[Web page and app entries]
---

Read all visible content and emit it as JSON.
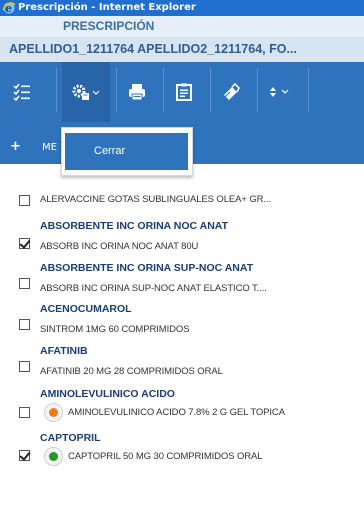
{
  "window": {
    "title": "Prescripción - Internet Explorer"
  },
  "header": {
    "section_title": "PRESCRIPCIÓN",
    "patient_name": "APELLIDO1_1211764 APELLIDO2_1211764, FO..."
  },
  "toolbar": {
    "buttons": [
      {
        "icon": "checklist-icon"
      },
      {
        "icon": "settings-menu-icon"
      },
      {
        "icon": "print-icon"
      },
      {
        "icon": "clipboard-icon"
      },
      {
        "icon": "stamp-icon"
      },
      {
        "icon": "sort-icon"
      }
    ],
    "accent": "#2f73bd"
  },
  "subbar": {
    "add_label": "ME"
  },
  "dropdown": {
    "items": [
      "Cerrar"
    ]
  },
  "medications": [
    {
      "name": "",
      "description": "ALERVACCINE GOTAS SUBLINGUALES OLEA+ GR...",
      "checked": false
    },
    {
      "name": "ABSORBENTE INC ORINA NOC ANAT",
      "description": "ABSORB INC ORINA NOC ANAT 80U",
      "checked": true
    },
    {
      "name": "ABSORBENTE INC ORINA SUP-NOC ANAT",
      "description": "ABSORB INC ORINA SUP-NOC ANAT ELASTICO T....",
      "checked": false
    },
    {
      "name": "ACENOCUMAROL",
      "description": "SINTROM 1MG 60 COMPRIMIDOS",
      "checked": false
    },
    {
      "name": "AFATINIB",
      "description": "AFATINIB 20 MG 28 COMPRIMIDOS ORAL",
      "checked": false
    },
    {
      "name": "AMINOLEVULINICO ACIDO",
      "description": "AMINOLEVULINICO ACIDO 7.8% 2 G GEL TOPICA",
      "checked": false,
      "status_color": "#f07a1a"
    },
    {
      "name": "CAPTOPRIL",
      "description": "CAPTOPRIL 50 MG 30 COMPRIMIDOS ORAL",
      "checked": true,
      "status_color": "#1f9a2a"
    }
  ]
}
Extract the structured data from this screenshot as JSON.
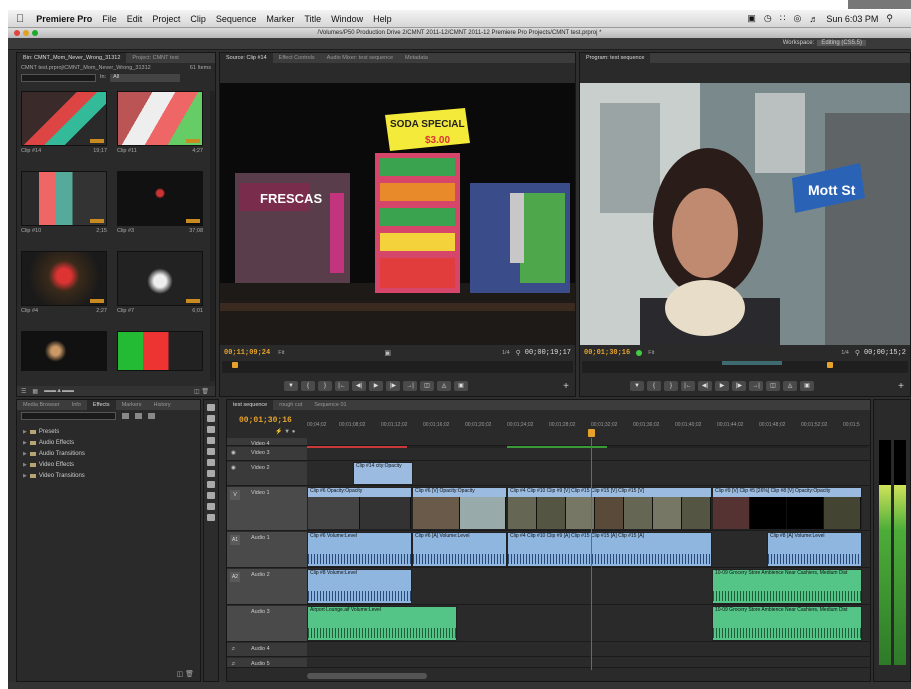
{
  "menubar": {
    "app": "Premiere Pro",
    "items": [
      "File",
      "Edit",
      "Project",
      "Clip",
      "Sequence",
      "Marker",
      "Title",
      "Window",
      "Help"
    ],
    "clock": "Sun 6:03 PM"
  },
  "window": {
    "title": "/Volumes/P50 Production Drive 2/CMNT 2011-12/CMNT 2011-12 Premiere Pro Projects/CMNT test.prproj *"
  },
  "workspace": {
    "label": "Workspace:",
    "value": "Editing (CS5.5)"
  },
  "project": {
    "tabs": [
      "Bin: CMNT_Mom_Never_Wrong_31312",
      "Project: CMNT test"
    ],
    "path": "CMNT test.prproj\\CMNT_Mom_Never_Wrong_31312",
    "count": "61 Items",
    "in_label": "In:",
    "in_value": "All",
    "clips": [
      {
        "name": "Clip #14",
        "dur": "19;17"
      },
      {
        "name": "Clip #11",
        "dur": "4;27"
      },
      {
        "name": "Clip #10",
        "dur": "2;15"
      },
      {
        "name": "Clip #3",
        "dur": "37;08"
      },
      {
        "name": "Clip #4",
        "dur": "2;27"
      },
      {
        "name": "Clip #7",
        "dur": "6;01"
      },
      {
        "name": "",
        "dur": ""
      },
      {
        "name": "",
        "dur": ""
      }
    ]
  },
  "source": {
    "tabs": [
      "Source: Clip #14",
      "Effect Controls",
      "Audio Mixer: test sequence",
      "Metadata"
    ],
    "tc_in": "00;11;09;24",
    "fit": "Fit",
    "zoom": "1/4",
    "tc_out": "00;00;19;17",
    "sign": "SODA SPECIAL",
    "price": "$3.00"
  },
  "program": {
    "tabs": [
      "Program: test sequence"
    ],
    "tc_in": "00;01;30;16",
    "fit": "Fit",
    "zoom": "1/4",
    "tc_out": "00;00;15;2",
    "street_sign": "Mott St"
  },
  "effects": {
    "tabs": [
      "Media Browser",
      "Info",
      "Effects",
      "Markers",
      "History"
    ],
    "tree": [
      "Presets",
      "Audio Effects",
      "Audio Transitions",
      "Video Effects",
      "Video Transitions"
    ]
  },
  "timeline": {
    "tabs": [
      "test sequence",
      "rough cut",
      "Sequence 01"
    ],
    "timecode": "00;01;30;16",
    "ticks": [
      "00;04;02",
      "00;01;08;02",
      "00;01;12;02",
      "00;01;16;02",
      "00;01;20;02",
      "00;01;24;02",
      "00;01;28;02",
      "00;01;32;02",
      "00;01;36;02",
      "00;01;40;02",
      "00;01;44;02",
      "00;01;48;02",
      "00;01;52;02",
      "00;01;5"
    ],
    "tracks": {
      "video4": "Video 4",
      "video3": "Video 3",
      "video2": "Video 2",
      "video1": "Video 1",
      "audio1": "Audio 1",
      "audio2": "Audio 2",
      "audio3": "Audio 3",
      "audio4": "Audio 4",
      "audio5": "Audio 5"
    },
    "target_v": "V",
    "target_a1": "A1",
    "target_a2": "A2",
    "clips": {
      "v2": "Clip #14 city:Opacity",
      "v1a": "Clip #6 Opacity:Opacity",
      "v1b": "Clip #6 [V] Opacity:Opacity",
      "v1c": "Clip #4 Clip #10 Clip #9 [V] Clip #15 Clip #15 [V] Clip #15 [V]",
      "v1d": "Clip #9 [V] Clip #5 [26%] Clip #8 [V] Opacity:Opacity",
      "a1a": "Clip #6 Volume:Level",
      "a1b": "Clip #6 [A] Volume:Level",
      "a1c": "Clip #4 Clip #10 Clip #9 [A] Clip #15 Clip #15 [A] Clip #15 [A]",
      "a1d": "Clip #8 [A] Volume:Level",
      "a2a": "Clip #8 Volume:Level",
      "a2b": "10-09 Grocery Store Ambience Near Cashiers, Medium Dist",
      "a3a": "Airport Lounge.aif Volume:Level",
      "a3b": "10-09 Grocery Store Ambience Near Cashiers, Medium Dist"
    }
  }
}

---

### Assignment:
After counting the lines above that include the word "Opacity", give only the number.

### Solution for this task:
4